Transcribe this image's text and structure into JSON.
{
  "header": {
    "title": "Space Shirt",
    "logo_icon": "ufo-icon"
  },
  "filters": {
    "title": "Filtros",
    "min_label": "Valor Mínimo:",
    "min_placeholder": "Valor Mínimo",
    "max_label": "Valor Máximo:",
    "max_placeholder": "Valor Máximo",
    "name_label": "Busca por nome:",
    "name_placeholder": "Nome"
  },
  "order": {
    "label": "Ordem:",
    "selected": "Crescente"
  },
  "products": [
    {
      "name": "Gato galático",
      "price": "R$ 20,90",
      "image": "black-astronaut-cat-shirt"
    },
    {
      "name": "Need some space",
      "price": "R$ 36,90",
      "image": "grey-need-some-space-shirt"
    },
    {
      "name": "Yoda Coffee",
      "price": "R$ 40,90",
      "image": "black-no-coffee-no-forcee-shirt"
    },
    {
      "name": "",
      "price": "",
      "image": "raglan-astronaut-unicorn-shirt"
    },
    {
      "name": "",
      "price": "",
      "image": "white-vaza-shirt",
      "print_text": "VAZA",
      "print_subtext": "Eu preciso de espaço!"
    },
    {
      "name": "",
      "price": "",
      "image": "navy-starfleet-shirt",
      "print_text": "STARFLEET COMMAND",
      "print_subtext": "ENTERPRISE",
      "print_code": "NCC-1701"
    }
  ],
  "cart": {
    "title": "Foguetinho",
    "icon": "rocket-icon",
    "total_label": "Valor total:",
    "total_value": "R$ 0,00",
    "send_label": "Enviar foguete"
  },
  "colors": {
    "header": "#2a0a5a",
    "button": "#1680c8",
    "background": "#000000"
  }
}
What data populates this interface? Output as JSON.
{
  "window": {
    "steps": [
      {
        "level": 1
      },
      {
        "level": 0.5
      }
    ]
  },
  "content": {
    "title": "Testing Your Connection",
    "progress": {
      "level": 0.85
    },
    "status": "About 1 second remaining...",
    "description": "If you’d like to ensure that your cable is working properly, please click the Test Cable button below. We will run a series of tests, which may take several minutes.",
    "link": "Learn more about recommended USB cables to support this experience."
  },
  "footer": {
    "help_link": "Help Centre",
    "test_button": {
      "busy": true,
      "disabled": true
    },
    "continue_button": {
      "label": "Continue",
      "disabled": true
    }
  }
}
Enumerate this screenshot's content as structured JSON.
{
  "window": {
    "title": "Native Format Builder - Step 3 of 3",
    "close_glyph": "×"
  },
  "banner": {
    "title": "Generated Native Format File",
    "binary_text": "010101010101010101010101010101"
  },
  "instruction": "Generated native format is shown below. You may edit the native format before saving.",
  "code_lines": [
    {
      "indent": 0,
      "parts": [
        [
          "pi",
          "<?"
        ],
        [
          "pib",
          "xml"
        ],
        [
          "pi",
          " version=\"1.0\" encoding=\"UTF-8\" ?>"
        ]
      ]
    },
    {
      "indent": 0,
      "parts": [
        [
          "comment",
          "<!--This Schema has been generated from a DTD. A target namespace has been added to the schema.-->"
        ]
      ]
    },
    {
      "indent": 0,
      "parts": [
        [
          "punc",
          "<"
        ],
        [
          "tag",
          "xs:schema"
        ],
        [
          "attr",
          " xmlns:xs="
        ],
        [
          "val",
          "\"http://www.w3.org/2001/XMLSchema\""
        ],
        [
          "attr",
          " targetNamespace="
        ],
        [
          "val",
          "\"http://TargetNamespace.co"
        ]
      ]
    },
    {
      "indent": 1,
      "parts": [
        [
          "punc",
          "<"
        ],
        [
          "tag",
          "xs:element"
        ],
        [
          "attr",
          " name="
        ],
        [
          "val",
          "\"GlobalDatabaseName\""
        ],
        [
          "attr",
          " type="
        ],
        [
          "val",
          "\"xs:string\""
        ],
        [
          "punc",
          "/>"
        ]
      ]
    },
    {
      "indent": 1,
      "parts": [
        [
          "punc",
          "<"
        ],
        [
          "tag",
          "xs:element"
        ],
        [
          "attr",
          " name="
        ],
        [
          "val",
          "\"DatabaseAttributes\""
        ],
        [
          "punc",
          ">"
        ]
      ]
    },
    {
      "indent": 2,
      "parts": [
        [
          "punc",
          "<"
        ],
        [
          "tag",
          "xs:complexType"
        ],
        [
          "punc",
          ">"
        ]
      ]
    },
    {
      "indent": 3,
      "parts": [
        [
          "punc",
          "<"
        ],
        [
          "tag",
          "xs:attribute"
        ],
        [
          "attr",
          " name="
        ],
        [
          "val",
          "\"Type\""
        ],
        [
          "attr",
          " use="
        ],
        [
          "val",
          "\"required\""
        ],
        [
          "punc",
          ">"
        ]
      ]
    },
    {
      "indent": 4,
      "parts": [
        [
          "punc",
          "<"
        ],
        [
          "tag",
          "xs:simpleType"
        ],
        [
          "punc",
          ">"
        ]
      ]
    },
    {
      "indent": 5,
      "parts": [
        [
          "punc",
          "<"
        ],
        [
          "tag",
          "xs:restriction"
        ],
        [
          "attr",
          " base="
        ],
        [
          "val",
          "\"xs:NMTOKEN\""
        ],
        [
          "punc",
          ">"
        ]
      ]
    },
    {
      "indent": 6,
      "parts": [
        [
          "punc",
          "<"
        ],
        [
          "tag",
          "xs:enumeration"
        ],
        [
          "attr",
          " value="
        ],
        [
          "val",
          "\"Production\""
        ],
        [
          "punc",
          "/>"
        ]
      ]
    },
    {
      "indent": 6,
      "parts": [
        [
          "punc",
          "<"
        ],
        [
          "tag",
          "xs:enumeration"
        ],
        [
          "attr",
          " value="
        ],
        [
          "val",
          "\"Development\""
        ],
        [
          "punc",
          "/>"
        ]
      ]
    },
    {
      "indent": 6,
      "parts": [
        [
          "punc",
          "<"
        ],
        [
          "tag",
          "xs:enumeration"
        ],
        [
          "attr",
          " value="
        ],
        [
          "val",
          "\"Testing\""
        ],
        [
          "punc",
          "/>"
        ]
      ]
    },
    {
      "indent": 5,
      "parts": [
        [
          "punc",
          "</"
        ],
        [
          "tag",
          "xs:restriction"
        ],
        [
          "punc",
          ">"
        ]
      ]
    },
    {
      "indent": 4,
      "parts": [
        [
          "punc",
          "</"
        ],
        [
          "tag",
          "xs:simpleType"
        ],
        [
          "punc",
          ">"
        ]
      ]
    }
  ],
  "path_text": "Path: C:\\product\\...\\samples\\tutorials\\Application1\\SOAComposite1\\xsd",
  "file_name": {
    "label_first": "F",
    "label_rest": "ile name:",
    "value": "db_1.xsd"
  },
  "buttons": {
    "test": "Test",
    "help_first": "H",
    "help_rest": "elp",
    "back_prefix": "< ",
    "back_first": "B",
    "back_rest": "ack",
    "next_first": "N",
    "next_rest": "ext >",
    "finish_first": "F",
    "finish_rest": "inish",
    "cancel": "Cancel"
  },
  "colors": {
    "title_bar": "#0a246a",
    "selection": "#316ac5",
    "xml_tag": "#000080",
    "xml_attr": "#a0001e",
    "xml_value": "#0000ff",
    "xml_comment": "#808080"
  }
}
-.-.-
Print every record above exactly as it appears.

SOLUTION FOR THIS TASK.
Transcribe this image's text and structure into JSON.
{
  "header": {
    "title": "Space Shirt",
    "logo_icon": "ufo-icon"
  },
  "filters": {
    "title": "Filtros",
    "min_label": "Valor Mínimo:",
    "min_placeholder": "Valor Mínimo",
    "max_label": "Valor Máximo:",
    "max_placeholder": "Valor Máximo",
    "name_label": "Busca por nome:",
    "name_placeholder": "Nome"
  },
  "order": {
    "label": "Ordem:",
    "selected": "Crescente"
  },
  "products": [
    {
      "name": "Gato galático",
      "price": "R$ 20,90",
      "image": "black-astronaut-cat-shirt"
    },
    {
      "name": "Need some space",
      "price": "R$ 36,90",
      "image": "grey-need-some-space-shirt"
    },
    {
      "name": "Yoda Coffee",
      "price": "R$ 40,90",
      "image": "black-no-coffee-no-forcee-shirt"
    },
    {
      "name": "",
      "price": "",
      "image": "raglan-astronaut-unicorn-shirt"
    },
    {
      "name": "",
      "price": "",
      "image": "white-vaza-shirt",
      "print_text": "VAZA",
      "print_subtext": "Eu preciso de espaço!"
    },
    {
      "name": "",
      "price": "",
      "image": "navy-starfleet-shirt",
      "print_text": "STARFLEET COMMAND",
      "print_subtext": "ENTERPRISE",
      "print_code": "NCC-1701"
    }
  ],
  "cart": {
    "title": "Foguetinho",
    "icon": "rocket-icon",
    "total_label": "Valor total:",
    "total_value": "R$ 0,00",
    "send_label": "Enviar foguete"
  },
  "colors": {
    "header": "#2a0a5a",
    "button": "#1680c8",
    "background": "#000000"
  }
}
What data populates this interface? Output as JSON.
{
  "window": {
    "steps": [
      {
        "level": 1
      },
      {
        "level": 0.5
      }
    ]
  },
  "content": {
    "title": "Testing Your Connection",
    "progress": {
      "level": 0.85
    },
    "status": "About 1 second remaining...",
    "description": "If you’d like to ensure that your cable is working properly, please click the Test Cable button below. We will run a series of tests, which may take several minutes.",
    "link": "Learn more about recommended USB cables to support this experience."
  },
  "footer": {
    "help_link": "Help Centre",
    "test_button": {
      "busy": true,
      "disabled": true
    },
    "continue_button": {
      "label": "Continue",
      "disabled": true
    }
  }
}
Enumerate this screenshot's content as structured JSON.
{
  "window": {
    "title": "Native Format Builder - Step 3 of 3",
    "close_glyph": "×"
  },
  "banner": {
    "title": "Generated Native Format File",
    "binary_text": "010101010101010101010101010101"
  },
  "instruction": "Generated native format is shown below. You may edit the native format before saving.",
  "code_lines": [
    {
      "indent": 0,
      "parts": [
        [
          "pi",
          "<?"
        ],
        [
          "pib",
          "xml"
        ],
        [
          "pi",
          " version=\"1.0\" encoding=\"UTF-8\" ?>"
        ]
      ]
    },
    {
      "indent": 0,
      "parts": [
        [
          "comment",
          "<!--This Schema has been generated from a DTD. A target namespace has been added to the schema.-->"
        ]
      ]
    },
    {
      "indent": 0,
      "parts": [
        [
          "punc",
          "<"
        ],
        [
          "tag",
          "xs:schema"
        ],
        [
          "attr",
          " xmlns:xs="
        ],
        [
          "val",
          "\"http://www.w3.org/2001/XMLSchema\""
        ],
        [
          "attr",
          " targetNamespace="
        ],
        [
          "val",
          "\"http://TargetNamespace.co"
        ]
      ]
    },
    {
      "indent": 1,
      "parts": [
        [
          "punc",
          "<"
        ],
        [
          "tag",
          "xs:element"
        ],
        [
          "attr",
          " name="
        ],
        [
          "val",
          "\"GlobalDatabaseName\""
        ],
        [
          "attr",
          " type="
        ],
        [
          "val",
          "\"xs:string\""
        ],
        [
          "punc",
          "/>"
        ]
      ]
    },
    {
      "indent": 1,
      "parts": [
        [
          "punc",
          "<"
        ],
        [
          "tag",
          "xs:element"
        ],
        [
          "attr",
          " name="
        ],
        [
          "val",
          "\"DatabaseAttributes\""
        ],
        [
          "punc",
          ">"
        ]
      ]
    },
    {
      "indent": 2,
      "parts": [
        [
          "punc",
          "<"
        ],
        [
          "tag",
          "xs:complexType"
        ],
        [
          "punc",
          ">"
        ]
      ]
    },
    {
      "indent": 3,
      "parts": [
        [
          "punc",
          "<"
        ],
        [
          "tag",
          "xs:attribute"
        ],
        [
          "attr",
          " name="
        ],
        [
          "val",
          "\"Type\""
        ],
        [
          "attr",
          " use="
        ],
        [
          "val",
          "\"required\""
        ],
        [
          "punc",
          ">"
        ]
      ]
    },
    {
      "indent": 4,
      "parts": [
        [
          "punc",
          "<"
        ],
        [
          "tag",
          "xs:simpleType"
        ],
        [
          "punc",
          ">"
        ]
      ]
    },
    {
      "indent": 5,
      "parts": [
        [
          "punc",
          "<"
        ],
        [
          "tag",
          "xs:restriction"
        ],
        [
          "attr",
          " base="
        ],
        [
          "val",
          "\"xs:NMTOKEN\""
        ],
        [
          "punc",
          ">"
        ]
      ]
    },
    {
      "indent": 6,
      "parts": [
        [
          "punc",
          "<"
        ],
        [
          "tag",
          "xs:enumeration"
        ],
        [
          "attr",
          " value="
        ],
        [
          "val",
          "\"Production\""
        ],
        [
          "punc",
          "/>"
        ]
      ]
    },
    {
      "indent": 6,
      "parts": [
        [
          "punc",
          "<"
        ],
        [
          "tag",
          "xs:enumeration"
        ],
        [
          "attr",
          " value="
        ],
        [
          "val",
          "\"Development\""
        ],
        [
          "punc",
          "/>"
        ]
      ]
    },
    {
      "indent": 6,
      "parts": [
        [
          "punc",
          "<"
        ],
        [
          "tag",
          "xs:enumeration"
        ],
        [
          "attr",
          " value="
        ],
        [
          "val",
          "\"Testing\""
        ],
        [
          "punc",
          "/>"
        ]
      ]
    },
    {
      "indent": 5,
      "parts": [
        [
          "punc",
          "</"
        ],
        [
          "tag",
          "xs:restriction"
        ],
        [
          "punc",
          ">"
        ]
      ]
    },
    {
      "indent": 4,
      "parts": [
        [
          "punc",
          "</"
        ],
        [
          "tag",
          "xs:simpleType"
        ],
        [
          "punc",
          ">"
        ]
      ]
    }
  ],
  "path_text": "Path: C:\\product\\...\\samples\\tutorials\\Application1\\SOAComposite1\\xsd",
  "file_name": {
    "label_first": "F",
    "label_rest": "ile name:",
    "value": "db_1.xsd"
  },
  "buttons": {
    "test": "Test",
    "help_first": "H",
    "help_rest": "elp",
    "back_prefix": "< ",
    "back_first": "B",
    "back_rest": "ack",
    "next_first": "N",
    "next_rest": "ext >",
    "finish_first": "F",
    "finish_rest": "inish",
    "cancel": "Cancel"
  },
  "colors": {
    "title_bar": "#0a246a",
    "selection": "#316ac5",
    "xml_tag": "#000080",
    "xml_attr": "#a0001e",
    "xml_value": "#0000ff",
    "xml_comment": "#808080"
  }
}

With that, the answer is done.